From Kirinyaga, Nyeri, Embu to Meru, traditional cash crops are fast being wiped out, with avocado trees taking their space on the farms.
In Kirinyaga, some farmers have cut down their coffee bushes replacing them with avocado as they eye a fortune from the new venture.
Boniface Fundi, a farmer who has planted 2,800 avocado seedlings on 14 acres at Nyangati, Mwea East sub county terms the fruit as “gold”. Last year, he sold Sh.145, 000 worth of avocados from only 15 trees with one piece going for Sh.10.
Fundi started as a coffee farmer but later realized that the avocado project is more profitable. The farmer says he encourages farmers to plant avocado as well as macadamia trees.
“My target is that by the time they all mature, I should be harvesting at least 1,000 fruits from each tree, which translates to Sh.28 million in a year. Scaled down considering usual challenges, I should take home at least Sh.20 million,” he says, adding that with production costs of less than Sh.200, 000, the harvest is a fortune.
The windfall is fueled by international demand for the fruit after avocado exports to Saudi Arabia, Qatar and United Arab Emirates grew significantly in the recent past, besides the European market.
The vast Chinese market is also coming up after Kenya signed a pact that will see the fruit exported to the populous Asian nation.
According to 2019 statistics, Kenya is the largest exporter of avocado in Africa, producing 191,000 tonnes of avocados per year with exports estimated at 51,507 tonnes. South Africa comes second with annual exports of 43,492 tonnes.
Although farmers are reaping from the demand in the lucrative international market, they are cautious when dealing with exporters.
Farmers say they fear exporters are exploiting them, because they do not know how the fruit is graded and how much each grade fetches in the market.
Gideon Chege, a retired army officer who has planted 200 trees on his three acres at Murinduko, says the fruit is graded from sizes 12 to 24, but he does not know exactly how the grading is done.
“Despite the good earnings, we can make more money if we sell in kilos rather than per piece. In the current model, we are not given a chance to negotiate the price. We take what is given to us which is not a fair deal,” says the farmer.
Last year, Chege sold avocados worth Sh.150, 000 from 17 trees and expects to earn at least Sh.1 million from his trees each year when they all mature.
He says his initial investment was minimal, at an average of Sh.100 per tree since he has his own nursery. Farmers who wish to plant Hass avocado are buying seedlings at Sh.400 each.
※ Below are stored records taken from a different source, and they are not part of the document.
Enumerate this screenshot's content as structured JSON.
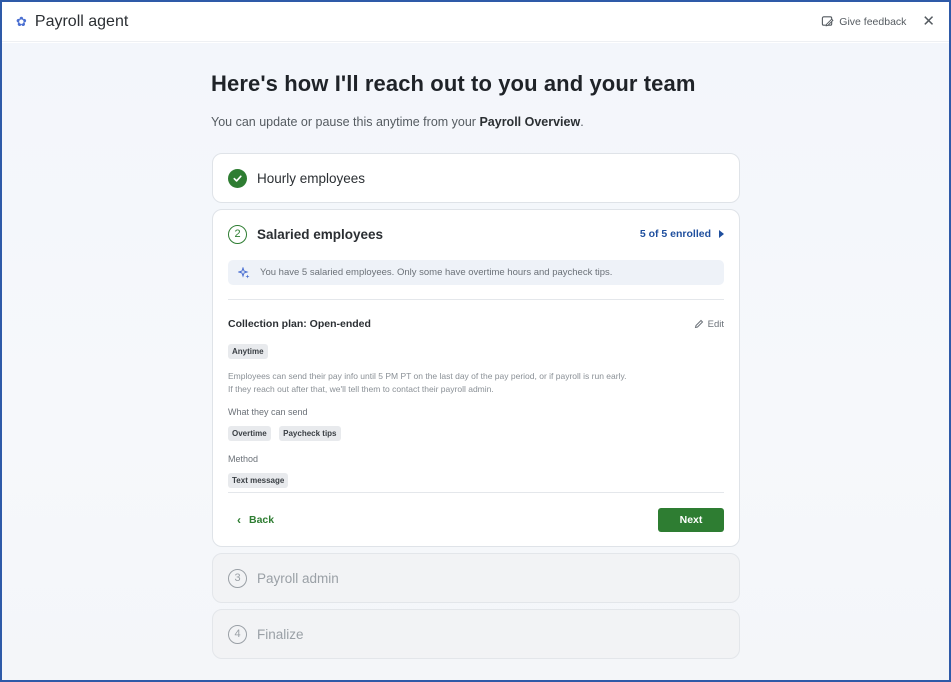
{
  "app": {
    "title": "Payroll agent",
    "feedback_label": "Give feedback",
    "close_symbol": "✕"
  },
  "header": {
    "title": "Here's how I'll reach out to you and your team",
    "subtitle_prefix": "You can update or pause this anytime from your ",
    "subtitle_link": "Payroll Overview",
    "subtitle_suffix": "."
  },
  "steps": [
    {
      "number": "",
      "label": "Hourly employees",
      "state": "complete"
    },
    {
      "number": "2",
      "label": "Salaried employees",
      "state": "active",
      "status": "5 of 5 enrolled"
    },
    {
      "number": "3",
      "label": "Payroll admin",
      "state": "pending"
    },
    {
      "number": "4",
      "label": "Finalize",
      "state": "pending"
    }
  ],
  "active_step": {
    "info": "You have 5 salaried employees. Only some have overtime hours and paycheck tips.",
    "plan_title": "Collection plan: Open-ended",
    "edit_label": "Edit",
    "timing_chip": "Anytime",
    "description": "Employees can send their pay info until 5 PM PT on the last day of the pay period, or if payroll is run early. If they reach out after that, we'll tell them to contact their payroll admin.",
    "send_label": "What they can send",
    "send_chips": [
      "Overtime",
      "Paycheck tips"
    ],
    "method_label": "Method",
    "method_chips": [
      "Text message"
    ],
    "back_label": "Back",
    "next_label": "Next"
  },
  "colors": {
    "accent_green": "#2e7d32",
    "link_blue": "#1f4f9e",
    "frame_blue": "#2e5aa8"
  },
  "icons": [
    "star-icon",
    "feedback-icon",
    "close-icon",
    "check-icon",
    "sparkle-icon",
    "pencil-icon",
    "chevron-left-icon",
    "caret-right-icon"
  ]
}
Growers expect to reap more from the crop when prices are expected to double in the coming years.
“When I see this tree, I see money because you put in little money and harvest lots of it,” Chege says as he takes us through his farm where coffee trees used to occupy, but which have been replaced by avocado.
“After harvesting in June and July, I ensure I put manure and some fertilizer. When it starts flowering I spray fungicide to control fruit and root rots. We are also practicing organic farming and although this market has not yet opened up, we know it’s on the way,” he says.
He, however, praises exporters for adopting a good system of harvesting that discourages theft of the fruits from farms.
“When they mature, exporters pick the fruits from our orchards. I just take a seat at my farmgate and count the money,” he says.
But the Avocado Association of Kenya (ASK) has accused some exporters of harvesting immature fruits and wants the Horticultural Crops Development Authority (HCDA) to check this trend, saying the quality of the fruits from the country will be affected if nothing is done on the matter.
“Currently we are coming up with a code of conduct for members which is going to be adhered to by those who wish to carry out this business because we will not allow people to exploit farmers,” says Earnest Muthomi, the society’s Chief Executive Officer.
The concerns also come in the wake of revelations that farmers are being exploited by middle men who buy the fruits at low prices while they make a kill in the international market.
The fruits are packaged in boxes of four kilos each containing about 10 fruits. While the farmers get Sh.10 per fruit, in the international market, each carton goes for an average of $10 (Sh.1, 000).
According to a source at the Agriculture and Food Authority (AFA) who declined to be named, some officers at HCDA collude with exporters to delay efforts to address the issue so that they continue exploiting farmers.
“They are aware of what is happening but are quiet about it. Although farmers are making money, they can get better remuneration for their produce but the brokers are the ones making a kill,” said the source.
By Irungu Mwangi